than sitting in the sun on the veranda of a fishermen's cafe.
~Joseph W. Beach
It was time to return to Cedar Key, and this time with the kayak! The new rec boat, a Necky Manitou 13, went along on this trip. Here it is waiting to be loaded during the packing process:
I had reserved a cottage but ended up in a condo (long story and it ended up working out very well). Info on the condo property, including a link to their site, and photos from around town on this trip are on the Photo Miscellanea blog.
I was given a condo on the first floor of Building B (B102--I recommend it). All the condos have balconies with views of the nearby inlets and islands. This was the view from my balcony (if you look closely you can see a pelican perched on one of the docks on the left side of the water).
The kayak could be easily launched from a shallow area next to that little wooden walkway at the end of the yard. I did minimal unpacking (just transferring food from the cooler to the refrigerator) before heading out. Here's the view from the water right after launching.
There are a few docks on the left side that had two birds on them as I passed by. A pelican (probably the same as the one in the balcony view above),
and an egret.
I tend to seek out pelicans whenever I am near saltwater. Since I rarely paddle in saltwater, I seldom see them from the same level. I had a great time on this trip! First I passed these two.

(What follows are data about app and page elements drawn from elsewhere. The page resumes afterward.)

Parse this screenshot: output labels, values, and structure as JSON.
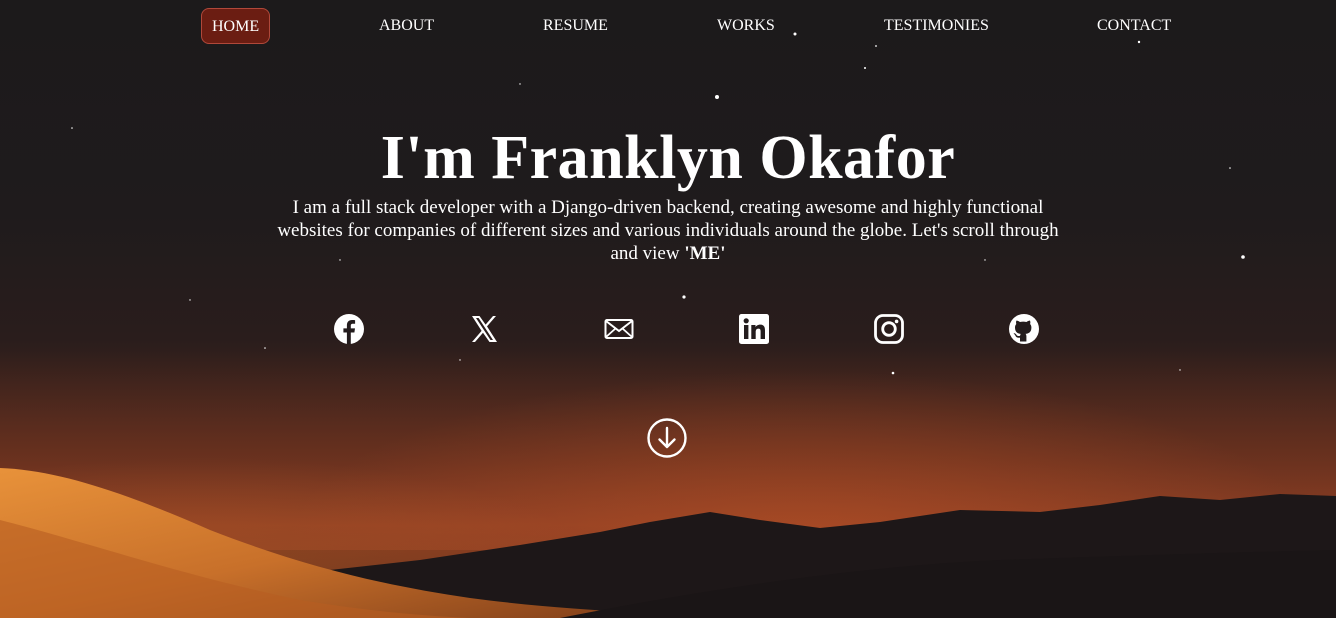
{
  "nav": {
    "items": [
      {
        "label": "HOME",
        "active": true
      },
      {
        "label": "ABOUT",
        "active": false
      },
      {
        "label": "RESUME",
        "active": false
      },
      {
        "label": "WORKS",
        "active": false
      },
      {
        "label": "TESTIMONIES",
        "active": false
      },
      {
        "label": "CONTACT",
        "active": false
      }
    ],
    "active_bg": "#6b1d12"
  },
  "hero": {
    "title": "I'm Franklyn Okafor",
    "intro_text": "I am a full stack developer with a Django-driven backend, creating awesome and highly functional websites for companies of different sizes and various individuals around the globe. Let's scroll through and view ",
    "intro_emphasis": "'ME'"
  },
  "social": {
    "icons": [
      "facebook-icon",
      "x-twitter-icon",
      "envelope-icon",
      "linkedin-icon",
      "instagram-icon",
      "github-icon"
    ]
  },
  "scroll_icon": "arrow-down-circle-icon",
  "colors": {
    "text": "#ffffff",
    "sky": "#1c1a1b",
    "dune_orange": "#c8702a"
  }
}
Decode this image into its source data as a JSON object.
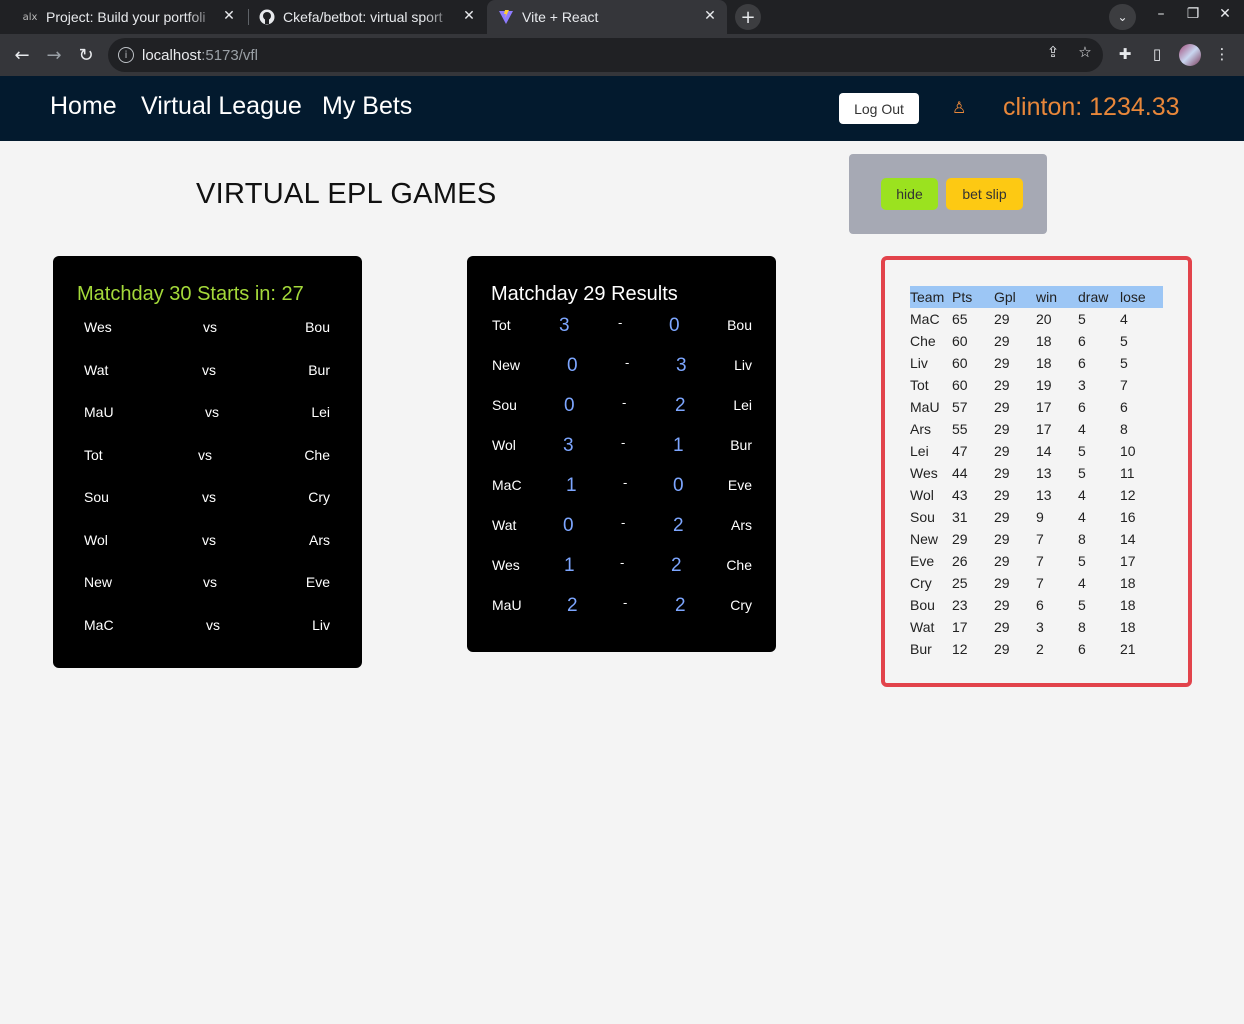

Similar to the birds on the Wacissa, these pelicans see a lot of paddlers and are unconcerned with our proximity. This one was perched on a piling and while it was fully aware I was nearby, I had to wait a bit for it to look my way.
Such great coloring. I continued on the channel, heading for the Gulf. And here's yet another group of pelicans milling around near the dock of another condo property.
I was not the only kayak on the water (not even close), and liked the way this boat looked as I reached the Gulf (note more pelicans on the pilings).
I saw a gull coming in for a landing and took a series of photos of it. It's near touchdown, so far so good,
Putting on the brakes...
Might have come in a bit fast...
Hard to know if it overshot or if it had spotted a fish. Less than graceful, either way.
And off it went.
A flock of white pelicans flew by overhead:
The number and variety of birds that can be spotted on just a short paddling trip is astounding. I tended to concentrate more on photographing the ones I see less often on paddling trips, but there were many great egrets and snowy egrets as well as the more saltwater-specific birds. No need to pursue them from one side of the channels to the other, you could just sit still and they would fly by. Here comes another one!
I headed back to the condo (if I had known the next day would be too windy to go back out, I would have stayed on the water much longer!). In the inlet that leads to the launch access I came to two pairs of lesser scaups.
(The other female was lagging behind a bit...) They seemed a little more skittish than the other birds had been and watched me warily, keeping their distance.
The female of that pair took off flying. As I was drifting along, the male decided maybe leaving was a good idea. So with a few hops
he was away.
At the risk of being redundant, this is a perfect paddling destination! And the residents are wisely promoting it as such, with many places renting kayaks. Everywhere you walk through town, you will see kayaks.
Here's a collection of them in the parking area of the condo building.
I spotted this paddler and catamaran in the water during a walk through town.
Before I left Cedar Key, I made reservations for my next stay there--I can't wait to get back out on that water again. I had been told that one could sometimes spot roseate spoonbills in the mangroves along the water edge. I wasn't lucky enough this time; maybe next time.
Meanwhile, I will be getting back to my regular paddling spots. Stand by.